In terms of Compare and Share’s aggregator, although the Compare and Share website currently focuses on car-sharing, development is already underway for the introduction of global accommodation, a vertical that’s estimated to be worth 26 billion and one of the fastest growing segments of the Sharing Economy with well-known players such as Airbnb and Love Home Swap. Future plans include building travel related verticals from peer-to-peer dining to leisure activities such as person to person tours. In addition to this they plan to go deeper into the travel space, providing an end-to-end travel experience (e.g. everything you need for your journey – cars, accommodation, food, activities, equipment…). With ultimate plans to include in peer-to-peer goods as a complete one-stop shop for the Sharing Economy.
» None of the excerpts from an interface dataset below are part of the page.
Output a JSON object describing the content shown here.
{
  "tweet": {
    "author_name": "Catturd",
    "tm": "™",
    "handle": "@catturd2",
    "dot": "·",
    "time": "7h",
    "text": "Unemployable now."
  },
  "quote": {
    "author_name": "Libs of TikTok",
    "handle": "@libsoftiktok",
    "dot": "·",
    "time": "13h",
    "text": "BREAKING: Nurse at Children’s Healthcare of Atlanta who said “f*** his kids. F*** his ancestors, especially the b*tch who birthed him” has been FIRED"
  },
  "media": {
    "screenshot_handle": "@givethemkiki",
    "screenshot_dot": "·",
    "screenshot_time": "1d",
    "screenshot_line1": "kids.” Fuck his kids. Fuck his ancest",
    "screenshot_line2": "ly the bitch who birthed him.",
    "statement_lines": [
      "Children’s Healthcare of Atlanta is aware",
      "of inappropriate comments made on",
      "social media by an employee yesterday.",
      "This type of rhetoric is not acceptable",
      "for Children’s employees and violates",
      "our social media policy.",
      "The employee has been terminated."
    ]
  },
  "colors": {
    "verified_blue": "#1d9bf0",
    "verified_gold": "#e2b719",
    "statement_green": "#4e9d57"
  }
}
Benita Matofska is confident that they will raise a large amount of investment with the launch of their crowdfunding campaign today, which will also showcase a new video of showcasing their company and the asset-sharing software. There are many comparison websites in the insurance or travel space but no other comparison sites on getting best deals in the Sharing Economy to make and save people money. Last year adults in the UK saved 4.6 billion pounds by accessing the Sharing Economy and that is just a snippet of the astounding statistics available via The People Who Share’s report State of the Sharing Economy 2013, which can be found at www.stateofthesharingeconmy.com. A Sharing Economy is an economy that is built from the sharing of our finite resources and it’s very much a people’s economy; people to people, peer-to-peer, person to person. Compare and Share are seeking crowdfunding investment as the first and only comparison website for the Sharing Economy in the world and set to be the next big aggregator to open up the explosive peer-to-peer market.
According to Forbes Magazine, in the last year revenue growth in the Sharing Economy is up 25% further enhancing the huge market potential in peer-to-peer sharing. At this point in time Compare and Share are the first and only comparison website for the Sharing Economy and set to open up the sharing market in the same way eBay opened up the second-hand goods market making the sharing of spare goods ubiquitous. As world leading experts in this space, they have the talent and a unique idea that is infinitely scalable. This is the next big aggregator, the global technology brand, of the future with massive potential for a huge return on investment.
Managing Director of Softwire, technology and backgammon presenter. Plus a little bit of new music radio.